There were many powerful speeches from House members. Some spoke of shooting victims from their states or districts. Some related much more personal stories. Rep. Marcia Fudge spoke of losing her only brother to gun violence. Rep. Debbie Dingell spoke of enduring an abusive childhood, which involved being threatened with a gun. Part of her speech appears in the middle of this video, which itself summarizes the sit-in.

One particularly evocative moment was when the Democrats sang “We Shall Overcome” – familiar as an anthem of the civil rights era – while holding up signs bearing the names of victims of gun violence.

The representative from my district is a Republican who is retiring at the end of his term. When the recess is over, I would like him to speak on the floor of the House about the victims of the American Civic Association shooting, which occurred in his district, and to vote for the common sense gun laws that the vast majority of American voters support.

Perhaps the fact that he does not have to face re-election will give him the courage to work in a bipartisan way to pass legislation that our country desperately needs for our safety and security.

We can hope.

Bernie Sanders on what he wants

Weeks ago, I wrote about what I, as a Bernie supporter, want moving forward.

In today’s Washington Post, Sanders writes about what he – and more importantly – his supporters want.  He actually mentions the twelve million people who voted for him in primaries, but he has many more supporters than that. Some, like me, are independents who live in closed primary states. Others are people who caucused for Bernie in their states, but who are not tallied as votes for him due to the state caucus rules.

The list of issues that Senator Sanders highlights is not exhaustive, but it is expansive, emphasizing yet again that Sanders’ campaign was never one-issue, as his critics had characterized it.

I hope that the Democrats will seek to address these issues and earn the enthusiastic support of Bernie’s supporters of all political affiliations.

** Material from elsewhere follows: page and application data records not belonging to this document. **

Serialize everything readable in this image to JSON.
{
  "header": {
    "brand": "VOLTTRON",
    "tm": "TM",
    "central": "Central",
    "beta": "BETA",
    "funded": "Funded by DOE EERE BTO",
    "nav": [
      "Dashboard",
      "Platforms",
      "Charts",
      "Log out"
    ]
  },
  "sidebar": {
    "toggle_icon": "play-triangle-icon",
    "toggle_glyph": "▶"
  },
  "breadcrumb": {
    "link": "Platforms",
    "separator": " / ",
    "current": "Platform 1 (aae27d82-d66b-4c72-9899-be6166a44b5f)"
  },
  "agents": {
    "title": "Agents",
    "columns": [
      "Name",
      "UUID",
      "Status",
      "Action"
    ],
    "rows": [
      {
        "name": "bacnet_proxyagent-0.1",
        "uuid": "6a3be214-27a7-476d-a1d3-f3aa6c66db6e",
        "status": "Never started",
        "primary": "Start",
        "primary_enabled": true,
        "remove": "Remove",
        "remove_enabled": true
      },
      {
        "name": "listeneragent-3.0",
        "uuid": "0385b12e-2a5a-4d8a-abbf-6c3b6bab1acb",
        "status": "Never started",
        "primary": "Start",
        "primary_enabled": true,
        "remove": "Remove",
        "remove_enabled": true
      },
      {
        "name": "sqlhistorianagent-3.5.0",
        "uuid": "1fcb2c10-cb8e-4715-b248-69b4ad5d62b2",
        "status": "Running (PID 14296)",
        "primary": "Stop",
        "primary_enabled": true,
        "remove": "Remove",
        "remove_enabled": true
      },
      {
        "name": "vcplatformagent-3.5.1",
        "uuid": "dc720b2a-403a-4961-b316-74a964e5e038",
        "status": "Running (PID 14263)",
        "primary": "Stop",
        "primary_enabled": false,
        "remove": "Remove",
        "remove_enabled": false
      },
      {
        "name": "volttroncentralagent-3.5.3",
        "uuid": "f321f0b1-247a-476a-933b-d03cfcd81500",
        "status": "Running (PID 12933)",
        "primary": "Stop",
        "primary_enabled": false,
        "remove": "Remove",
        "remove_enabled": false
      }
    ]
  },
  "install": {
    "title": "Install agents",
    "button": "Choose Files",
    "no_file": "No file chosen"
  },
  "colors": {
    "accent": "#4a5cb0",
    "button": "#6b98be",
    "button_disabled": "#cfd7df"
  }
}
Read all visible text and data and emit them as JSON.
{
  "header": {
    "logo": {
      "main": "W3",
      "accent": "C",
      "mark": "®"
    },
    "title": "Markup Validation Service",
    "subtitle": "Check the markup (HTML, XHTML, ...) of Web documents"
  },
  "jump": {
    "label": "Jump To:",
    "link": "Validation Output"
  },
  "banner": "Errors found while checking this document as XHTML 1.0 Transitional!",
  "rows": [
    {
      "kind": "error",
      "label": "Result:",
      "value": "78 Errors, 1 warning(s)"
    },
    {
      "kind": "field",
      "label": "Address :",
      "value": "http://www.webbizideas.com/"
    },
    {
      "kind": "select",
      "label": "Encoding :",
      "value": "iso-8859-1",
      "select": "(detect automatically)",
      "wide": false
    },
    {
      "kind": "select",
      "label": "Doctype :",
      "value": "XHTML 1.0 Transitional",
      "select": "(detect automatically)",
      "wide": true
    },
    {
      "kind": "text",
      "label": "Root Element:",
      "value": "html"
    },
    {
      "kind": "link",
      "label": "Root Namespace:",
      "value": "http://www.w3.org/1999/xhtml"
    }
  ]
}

I take the recent energy and actions by the Congressional Democrats as a positive sign that  the party is finally putting the needs of the people above the special interests.

Bernie has been calling for a revolution, not a violent one but a political one.  Let’s use the momentum of the current moment to make it happen.

It’s what being a democratic republic is all about.

The House’s Turn

Following up on Senator Murphy’s almost 15-hour Senate marathon. There were four amendments on various aspects of gun control in the Senate on Monday, all of which failed. There is a bipartisan group of Senators trying to craft something that might pass.

Today, the House of Representatives is having an old-fashioned sit-in to force a vote in the House, vowing that they will not go on a planned break next week unless there is a vote on gun issues. Some Democratic senators have come over to support the House members.

It is great that Rep. John Lewis is leading the sit-in. A veteran of many civil rights sit-ins and protests, he is the perfect voice to lead this action.

an open letter to Speaker Boehner

Dear Speaker Boehner,

Thank you for your service in what has become an increasingly untenable job.

I implore you in your remaining days as speaker to lead in a new direction. Please search through the Republicans in the House and identify those who want to govern, rather than obstruct.

Speak to House minority leader Pelosi about forming a governing coalition so that the legislation that the country and all of its people need passes, among these being a clean debt ceiling raise and a just budget, which puts human needs first.

Nancy Pelosi, as a former speaker, would be the natural choice to lead this new coalition, although another person outside of Congress would be a possibility.

The country cannot afford to be made ungovernable by a few dozen representatives who refuse to do their job, which is to govern for the good of the country, not just their district, not just the people within their district who voted for them.

Pope Francis eloquently called on the Congress to work together, in keeping with the ideals of our Constitution.

I know you believe these ideals and ask you to put the common good above partisan politics to craft a solution that will move the Congress and the nation out of its current dysfunction.

Sincerely,
Joanne Corey